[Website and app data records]
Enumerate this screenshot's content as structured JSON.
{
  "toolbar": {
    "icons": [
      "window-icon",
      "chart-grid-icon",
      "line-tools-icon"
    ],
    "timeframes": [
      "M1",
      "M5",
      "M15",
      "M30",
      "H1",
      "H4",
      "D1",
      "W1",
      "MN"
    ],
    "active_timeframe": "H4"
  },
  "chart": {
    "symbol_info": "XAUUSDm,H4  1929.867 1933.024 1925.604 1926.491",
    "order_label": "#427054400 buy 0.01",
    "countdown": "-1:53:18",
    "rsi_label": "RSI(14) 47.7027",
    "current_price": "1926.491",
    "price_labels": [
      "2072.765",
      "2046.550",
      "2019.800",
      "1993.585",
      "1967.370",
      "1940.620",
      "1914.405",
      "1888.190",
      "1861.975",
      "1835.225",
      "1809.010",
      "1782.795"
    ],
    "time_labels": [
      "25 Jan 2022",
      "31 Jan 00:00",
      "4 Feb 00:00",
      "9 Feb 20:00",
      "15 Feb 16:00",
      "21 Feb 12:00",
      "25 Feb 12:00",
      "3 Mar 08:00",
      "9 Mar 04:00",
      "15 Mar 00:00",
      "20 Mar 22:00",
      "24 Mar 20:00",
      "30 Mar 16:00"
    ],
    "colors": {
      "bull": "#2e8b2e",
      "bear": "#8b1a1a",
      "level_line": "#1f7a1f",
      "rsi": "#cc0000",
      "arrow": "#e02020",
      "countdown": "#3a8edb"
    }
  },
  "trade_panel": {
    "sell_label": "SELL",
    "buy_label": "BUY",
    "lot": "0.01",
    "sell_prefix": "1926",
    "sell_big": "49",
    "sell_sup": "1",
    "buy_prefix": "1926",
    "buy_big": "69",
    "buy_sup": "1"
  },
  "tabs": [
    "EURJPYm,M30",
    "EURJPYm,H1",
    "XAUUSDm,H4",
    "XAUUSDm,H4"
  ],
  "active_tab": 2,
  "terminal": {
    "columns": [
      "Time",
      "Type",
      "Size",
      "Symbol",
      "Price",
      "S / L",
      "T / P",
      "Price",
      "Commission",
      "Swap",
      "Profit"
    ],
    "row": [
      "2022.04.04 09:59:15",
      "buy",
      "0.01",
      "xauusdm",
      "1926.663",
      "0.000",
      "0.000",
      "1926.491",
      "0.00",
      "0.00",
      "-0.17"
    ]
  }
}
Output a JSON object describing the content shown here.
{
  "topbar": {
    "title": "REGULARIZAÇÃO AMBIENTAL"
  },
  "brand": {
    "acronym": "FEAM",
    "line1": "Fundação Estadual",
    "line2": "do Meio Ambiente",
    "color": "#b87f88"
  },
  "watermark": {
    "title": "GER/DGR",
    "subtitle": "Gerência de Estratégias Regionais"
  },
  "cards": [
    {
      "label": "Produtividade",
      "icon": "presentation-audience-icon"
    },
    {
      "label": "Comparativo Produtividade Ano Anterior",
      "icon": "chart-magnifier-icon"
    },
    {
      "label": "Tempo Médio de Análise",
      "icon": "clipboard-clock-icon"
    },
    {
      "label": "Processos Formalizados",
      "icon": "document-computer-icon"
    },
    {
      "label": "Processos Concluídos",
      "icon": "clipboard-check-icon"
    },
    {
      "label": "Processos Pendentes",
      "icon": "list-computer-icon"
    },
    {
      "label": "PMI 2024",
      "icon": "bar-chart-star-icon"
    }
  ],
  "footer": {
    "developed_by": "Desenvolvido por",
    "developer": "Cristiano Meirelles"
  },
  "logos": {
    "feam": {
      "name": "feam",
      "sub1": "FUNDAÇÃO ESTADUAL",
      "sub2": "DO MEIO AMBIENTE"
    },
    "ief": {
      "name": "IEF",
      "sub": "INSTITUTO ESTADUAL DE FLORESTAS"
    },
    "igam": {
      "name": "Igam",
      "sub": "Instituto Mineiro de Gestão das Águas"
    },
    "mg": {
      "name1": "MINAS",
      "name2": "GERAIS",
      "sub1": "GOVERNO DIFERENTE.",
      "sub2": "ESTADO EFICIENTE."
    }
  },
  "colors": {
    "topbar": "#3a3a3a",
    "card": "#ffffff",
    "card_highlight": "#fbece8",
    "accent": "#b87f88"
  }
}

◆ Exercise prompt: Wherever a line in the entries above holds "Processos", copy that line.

◆ Exercise solution:
      "label": "Processos Formalizados",
      "label": "Processos Concluídos",
      "label": "Processos Pendentes",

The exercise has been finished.